Don’t betray my inner wild child.
Let us feed her gourmet dishes;
Don’t send her to cooking classes,
Never let her change.
Go outside and play with woodlice,
Squash some berries, build a snowman,
Read some books and try your best
To remember what you’ve read.
While the cooks mix bolts and rubbish,
Nuts and bolts, she bolts outside.
Take your books and mobile phone,
Take the chessboard and the doll’s house,
Don’t come in to do the housework,
Don’t come in to die.
The fairy saw her path to perfection as taking care of lemons and melons. The sigil writer cared only for the interchangeable letters in the two words ‘lemon’ and ‘melon’, and these were reflected stylistically in his vivid painting predominantly pink and yellow which he dedicated to the fairy.
It went up on websites and was much admired, and the fairy found her world changing as the once familiar fruits behaved strangely, rolling over and crushing her and showering her with sharp and sweet juice as she followed a trail of pips and seeds to the dilapidated shack in the local forest.
This hut became a sort of Blair Witch place that spawned fearful stories told mainly by the young. The fairy dreaded becoming trapped there, as she hovered under the platform which spanned the area outside the door like a front porch.
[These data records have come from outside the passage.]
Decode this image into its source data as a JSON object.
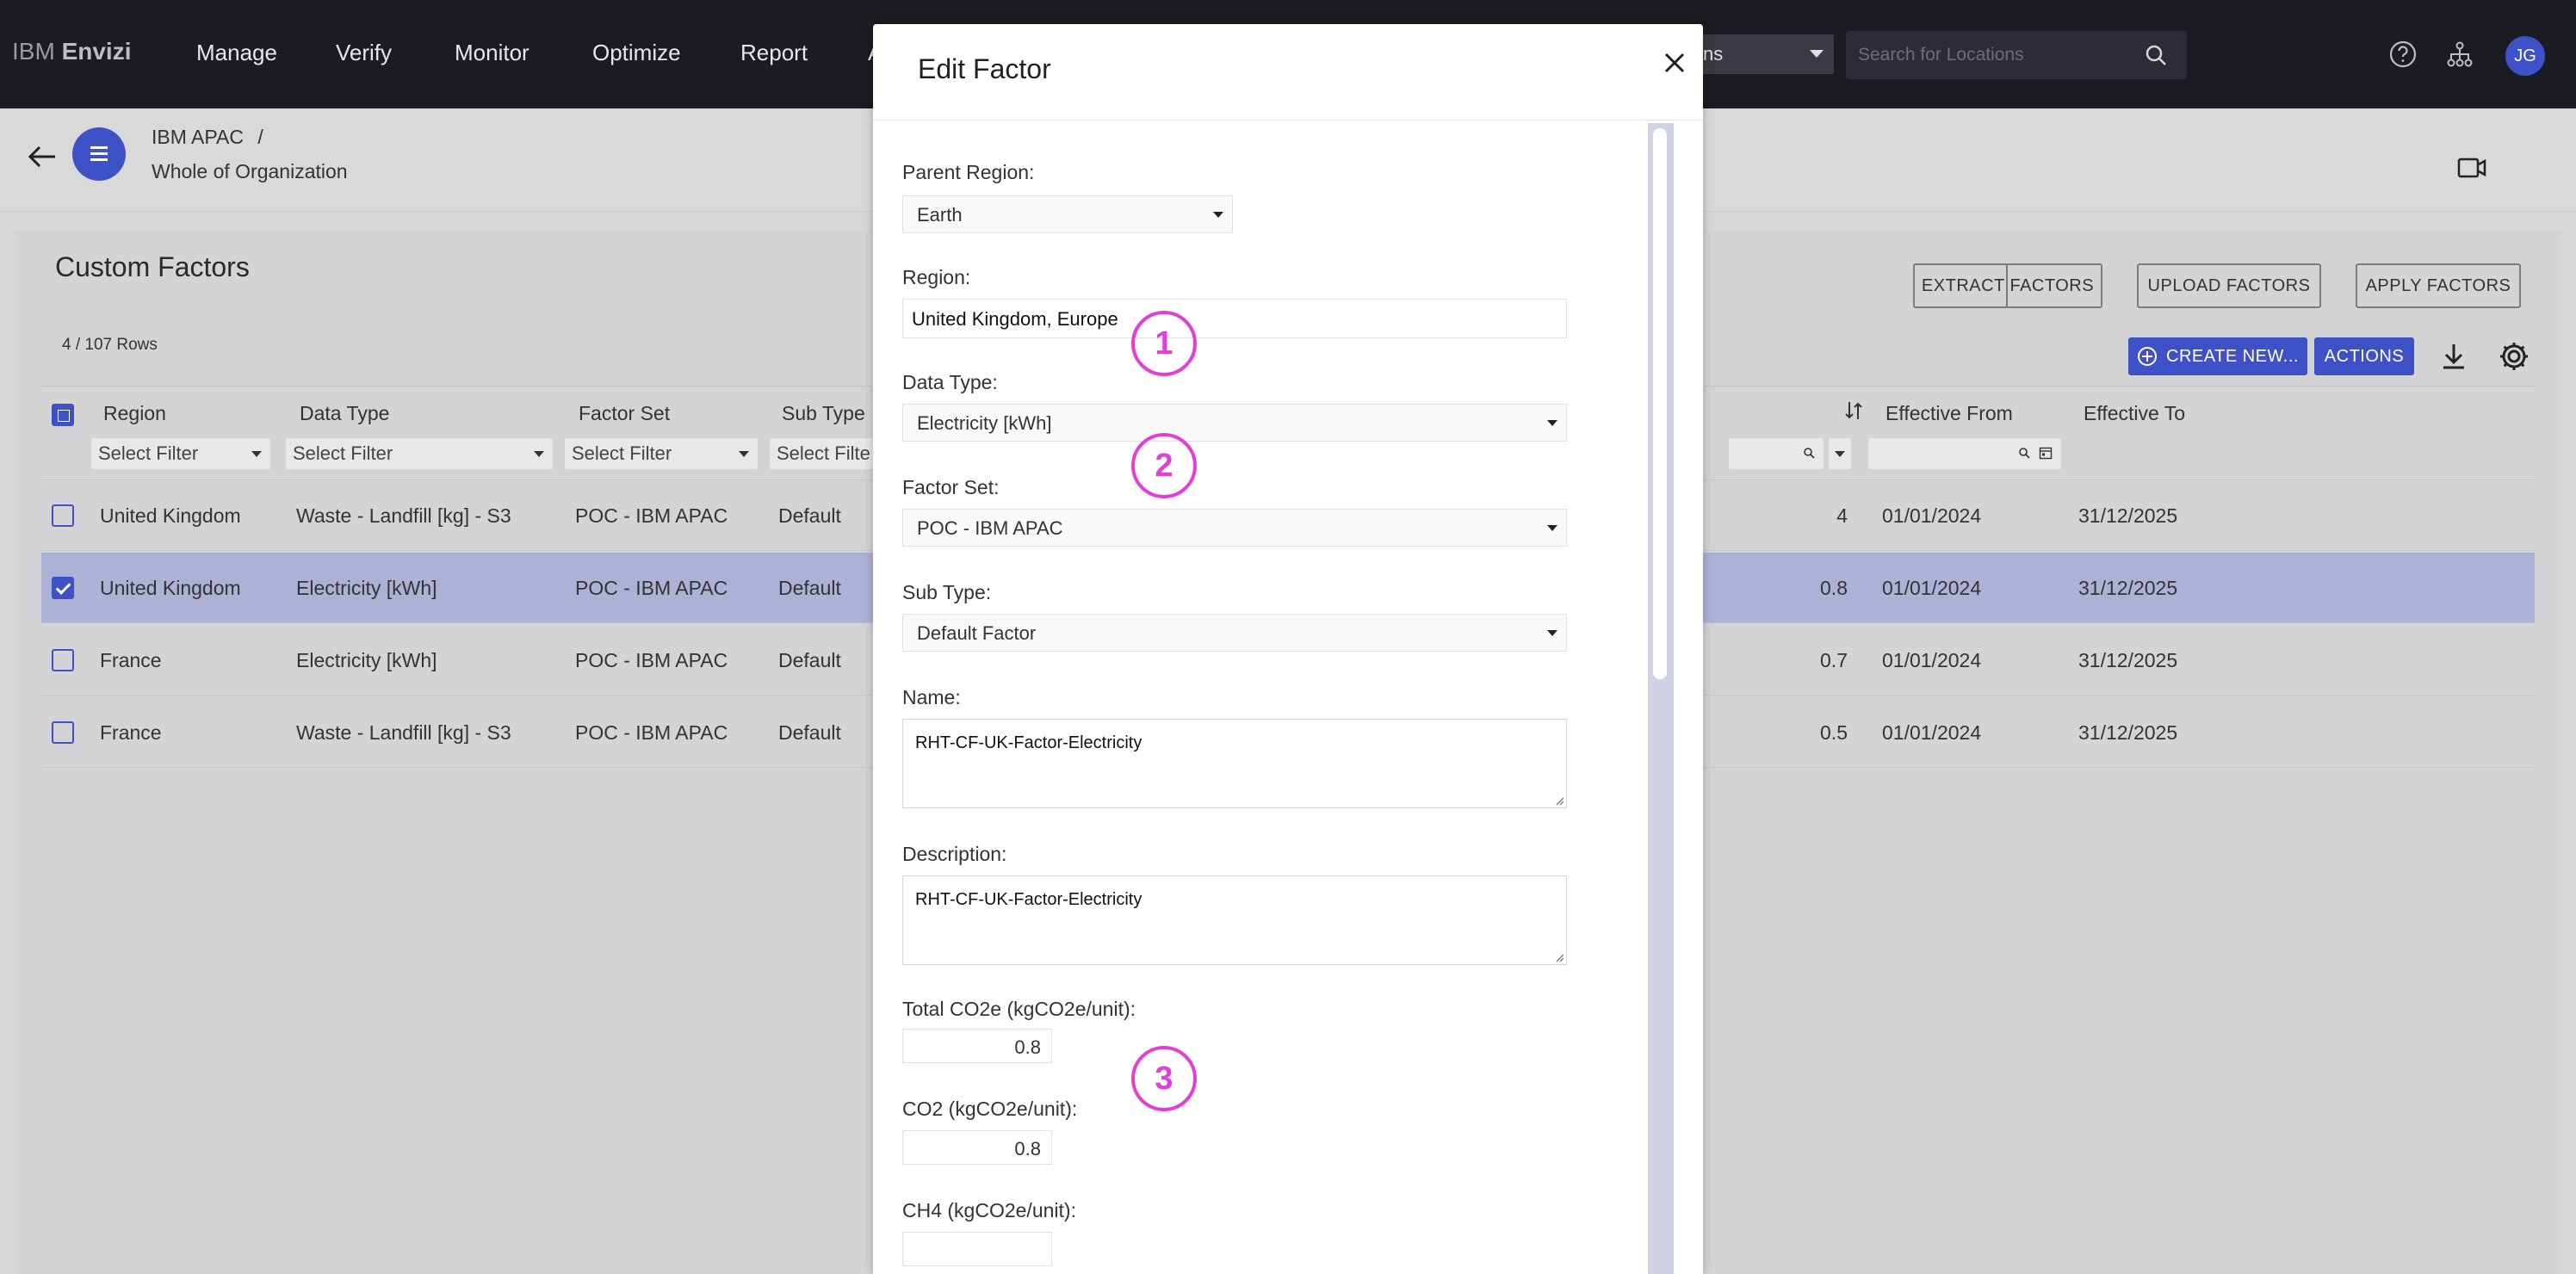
{
  "nav": {
    "brand_prefix": "IBM",
    "brand_name": "Envizi",
    "items": [
      "Manage",
      "Verify",
      "Monitor",
      "Optimize",
      "Report",
      "A"
    ],
    "location_select": "ns",
    "search_placeholder": "Search for Locations",
    "avatar_initials": "JG"
  },
  "breadcrumb": {
    "org": "IBM APAC",
    "separator": "/",
    "scope": "Whole of Organization"
  },
  "page": {
    "title": "Custom Factors",
    "rows_count": "4 / 107 Rows",
    "buttons": {
      "extract": "EXTRACT FACTORS",
      "upload": "UPLOAD FACTORS",
      "apply": "APPLY FACTORS",
      "create_new": "CREATE NEW...",
      "actions": "ACTIONS"
    }
  },
  "table": {
    "columns": [
      "Region",
      "Data Type",
      "Factor Set",
      "Sub Type",
      "Effective From",
      "Effective To"
    ],
    "filter_placeholder": "Select Filter",
    "filter_short": "Select Filte",
    "rows": [
      {
        "region": "United Kingdom",
        "data_type": "Waste - Landfill [kg] - S3",
        "factor_set": "POC - IBM APAC",
        "sub_type": "Default",
        "value": "4",
        "from": "01/01/2024",
        "to": "31/12/2025",
        "checked": false
      },
      {
        "region": "United Kingdom",
        "data_type": "Electricity [kWh]",
        "factor_set": "POC - IBM APAC",
        "sub_type": "Default",
        "value": "0.8",
        "from": "01/01/2024",
        "to": "31/12/2025",
        "checked": true
      },
      {
        "region": "France",
        "data_type": "Electricity [kWh]",
        "factor_set": "POC - IBM APAC",
        "sub_type": "Default",
        "value": "0.7",
        "from": "01/01/2024",
        "to": "31/12/2025",
        "checked": false
      },
      {
        "region": "France",
        "data_type": "Waste - Landfill [kg] - S3",
        "factor_set": "POC - IBM APAC",
        "sub_type": "Default",
        "value": "0.5",
        "from": "01/01/2024",
        "to": "31/12/2025",
        "checked": false
      }
    ]
  },
  "modal": {
    "title": "Edit Factor",
    "fields": {
      "parent_region_label": "Parent Region:",
      "parent_region_value": "Earth",
      "region_label": "Region:",
      "region_value": "United Kingdom, Europe",
      "data_type_label": "Data Type:",
      "data_type_value": "Electricity [kWh]",
      "factor_set_label": "Factor Set:",
      "factor_set_value": "POC - IBM APAC",
      "sub_type_label": "Sub Type:",
      "sub_type_value": "Default Factor",
      "name_label": "Name:",
      "name_value": "RHT-CF-UK-Factor-Electricity",
      "description_label": "Description:",
      "description_value": "RHT-CF-UK-Factor-Electricity",
      "total_co2e_label": "Total CO2e (kgCO2e/unit):",
      "total_co2e_value": "0.8",
      "co2_label": "CO2 (kgCO2e/unit):",
      "co2_value": "0.8",
      "ch4_label": "CH4 (kgCO2e/unit):",
      "ch4_value": ""
    },
    "callouts": [
      "1",
      "2",
      "3"
    ]
  },
  "colors": {
    "accent": "#3f51c6",
    "nav_bg": "#1b1c22",
    "selected_row": "#aeb1d6",
    "callout": "#e33fd6"
  }
}
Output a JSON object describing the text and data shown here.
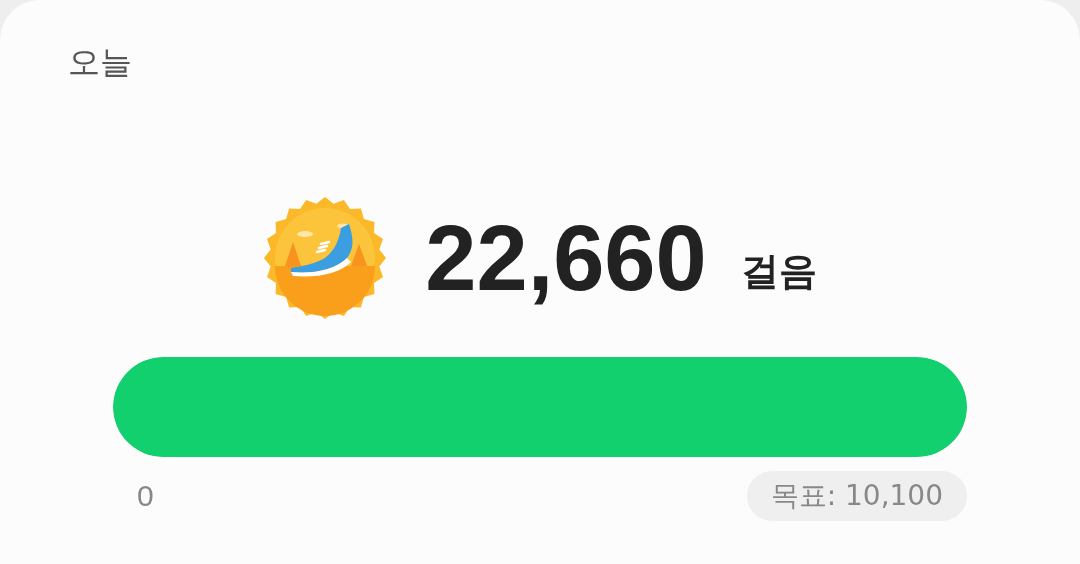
{
  "card": {
    "title": "오늘"
  },
  "steps": {
    "count": "22,660",
    "unit": "걸음"
  },
  "progress": {
    "level": 1,
    "start_label": "0",
    "goal_label": "목표: 10,100"
  }
}
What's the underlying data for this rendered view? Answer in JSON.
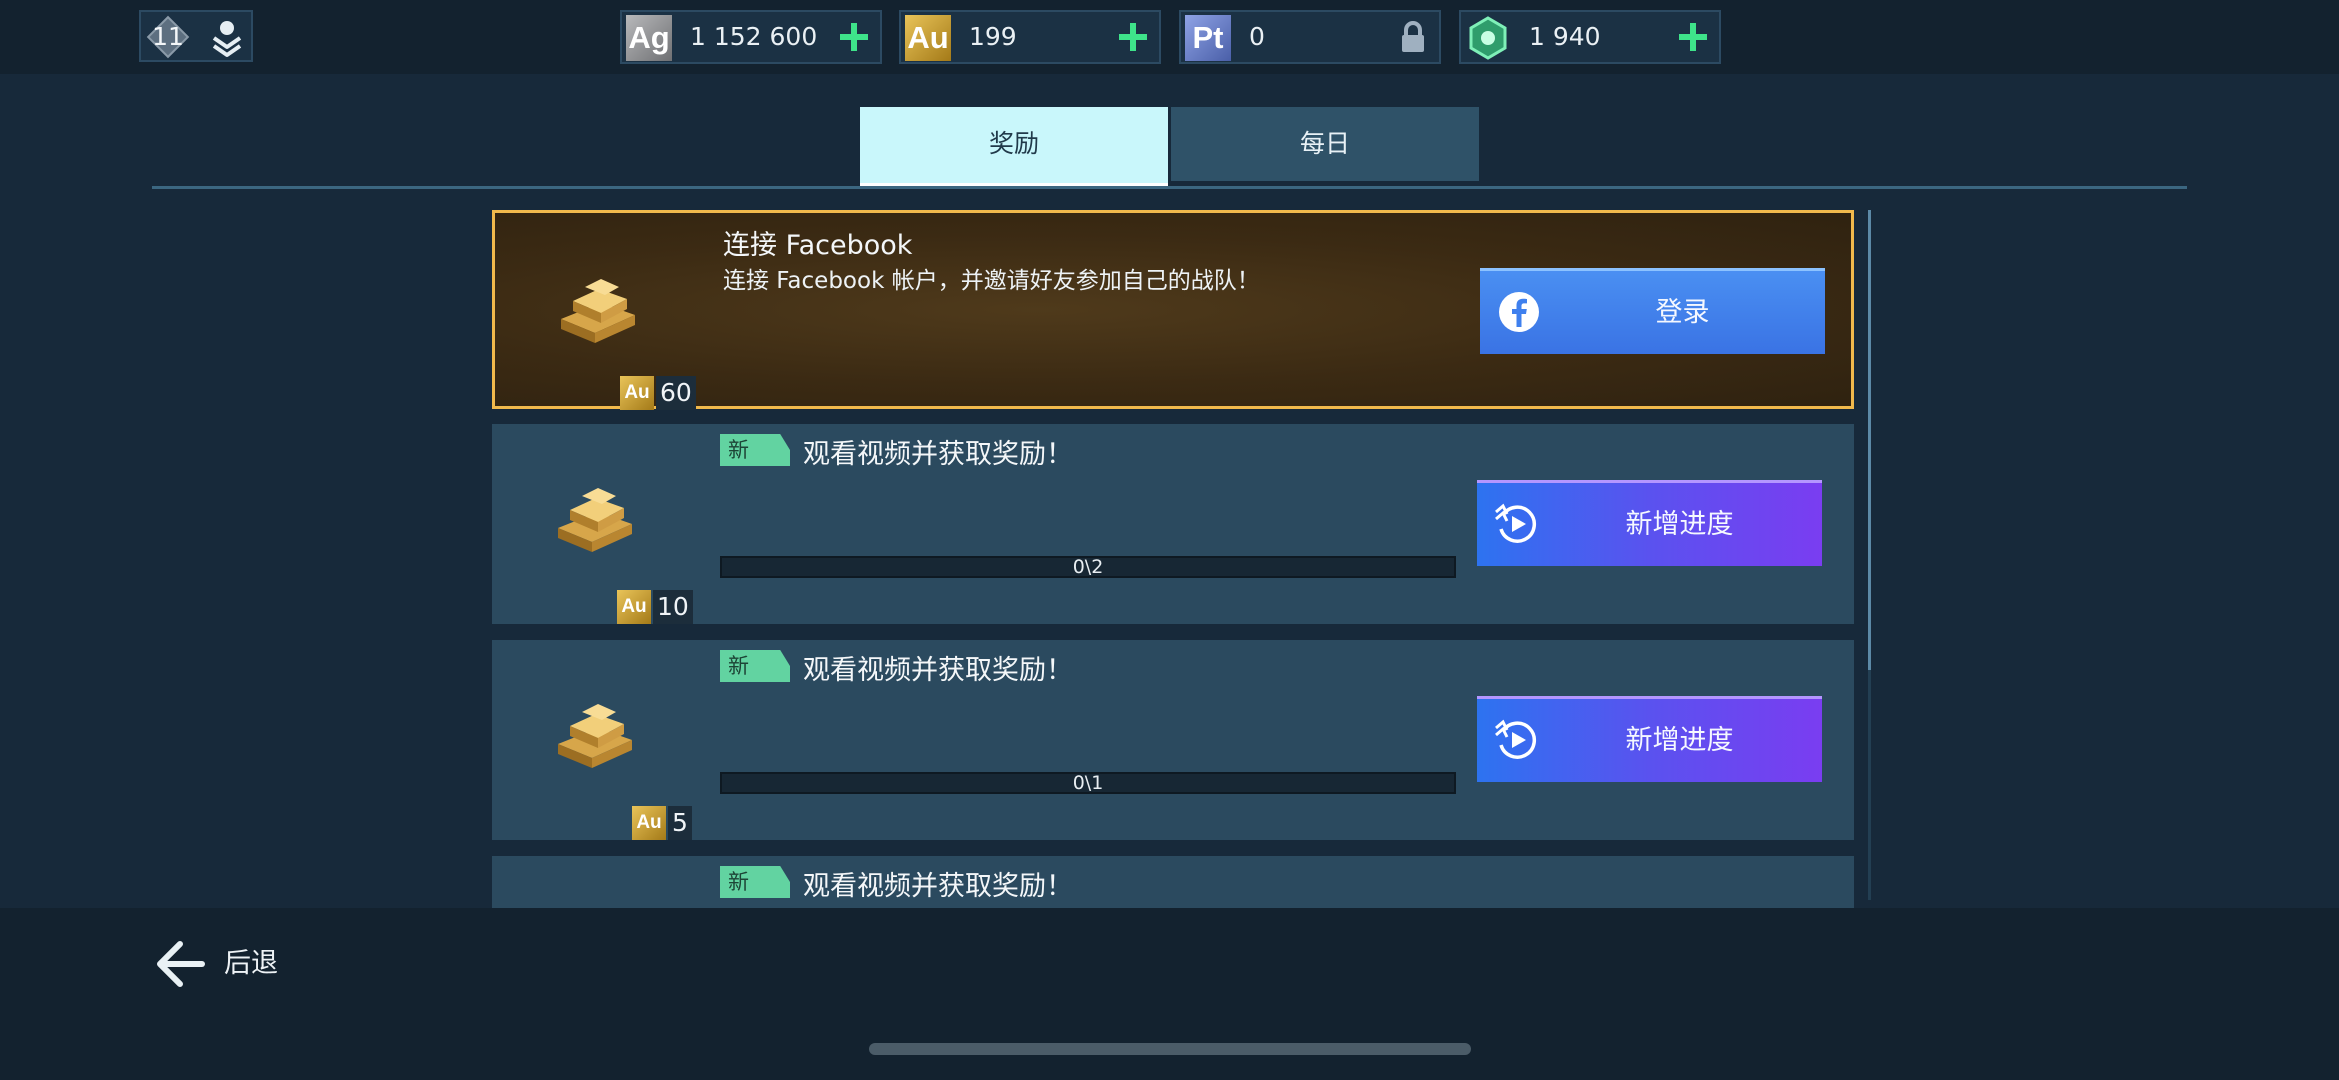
{
  "topbar": {
    "level": "11",
    "profile_icon": "user-download-icon",
    "currencies": [
      {
        "code": "Ag",
        "value": "1 152 600",
        "action_icon": "plus-icon",
        "color": "#8e8f92"
      },
      {
        "code": "Au",
        "value": "199",
        "action_icon": "plus-icon",
        "color": "#d2a530"
      },
      {
        "code": "Pt",
        "value": "0",
        "action_icon": "lock-icon",
        "color": "#6d82c7"
      },
      {
        "code": "",
        "value": "1 940",
        "action_icon": "plus-icon",
        "color": "#3fd18a"
      }
    ]
  },
  "tabs": [
    {
      "label": "奖励",
      "active": true
    },
    {
      "label": "每日",
      "active": false
    }
  ],
  "tasks": [
    {
      "title": "连接 Facebook",
      "description": "连接 Facebook 帐户，并邀请好友参加自己的战队！",
      "reward": "60",
      "reward_currency": "Au",
      "button": "登录",
      "button_icon": "facebook-icon"
    },
    {
      "tag": "新",
      "title": "观看视频并获取奖励！",
      "progress_text": "0\\2",
      "progress": 0,
      "reward": "10",
      "reward_currency": "Au",
      "button": "新增进度",
      "button_icon": "play-refresh-icon"
    },
    {
      "tag": "新",
      "title": "观看视频并获取奖励！",
      "progress_text": "0\\1",
      "progress": 0,
      "reward": "5",
      "reward_currency": "Au",
      "button": "新增进度",
      "button_icon": "play-refresh-icon"
    },
    {
      "tag": "新",
      "title": "观看视频并获取奖励！"
    }
  ],
  "footer": {
    "back_label": "后退",
    "back_icon": "arrow-left-icon"
  },
  "colors": {
    "accent_gold": "#f1b94c",
    "tab_active": "#c9f7fb",
    "new_tag": "#62d3a1",
    "fb_button": "#4a8ff2"
  }
}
She crawled out, only to be pinned once again by a succession of round and oblong fruit- related shapes.
Squashed under a boulder with her wings wet through and trailing on the ground like those of a damaged insect, she struggled towards the pink and yellow neon lights up ahead and finally, exhausted, found that her destiny was still perfection.
I stood on the roof singing.
Now I’m a bird, or I have a bird,
Or a little bird told me something,
Or I read about Chelsea Night on the roof,
Or I found a leak in my life, in the roof,
Or someone was killed when he fell off the roof,
Or it came in through a hatch in the roof,
Or the church lost its roof in the war,
Or something stuck to the roof of my mouth,
Or we made a spire by splitting the roof,
Or (memory of reading something grim!)
There were flowers that bloomed in the attic.
Lavender essential oil, heather perfume drops,
Not for old ladies- sweet and magical.
The purple swish on banks and moors of these fragrant flower clumps
Drifts across the air between white-starred fields in breeze.
When distilled to purple bottles, porcelain pot-pourri jars,
Rub in cream of lavender, softening my fingers.
Wild cologne of hillside heather brush onto my cheek.
Sprite that loves the lavender, come inside and watch me draw
Only flowers, purple flowers, all for younger ladies.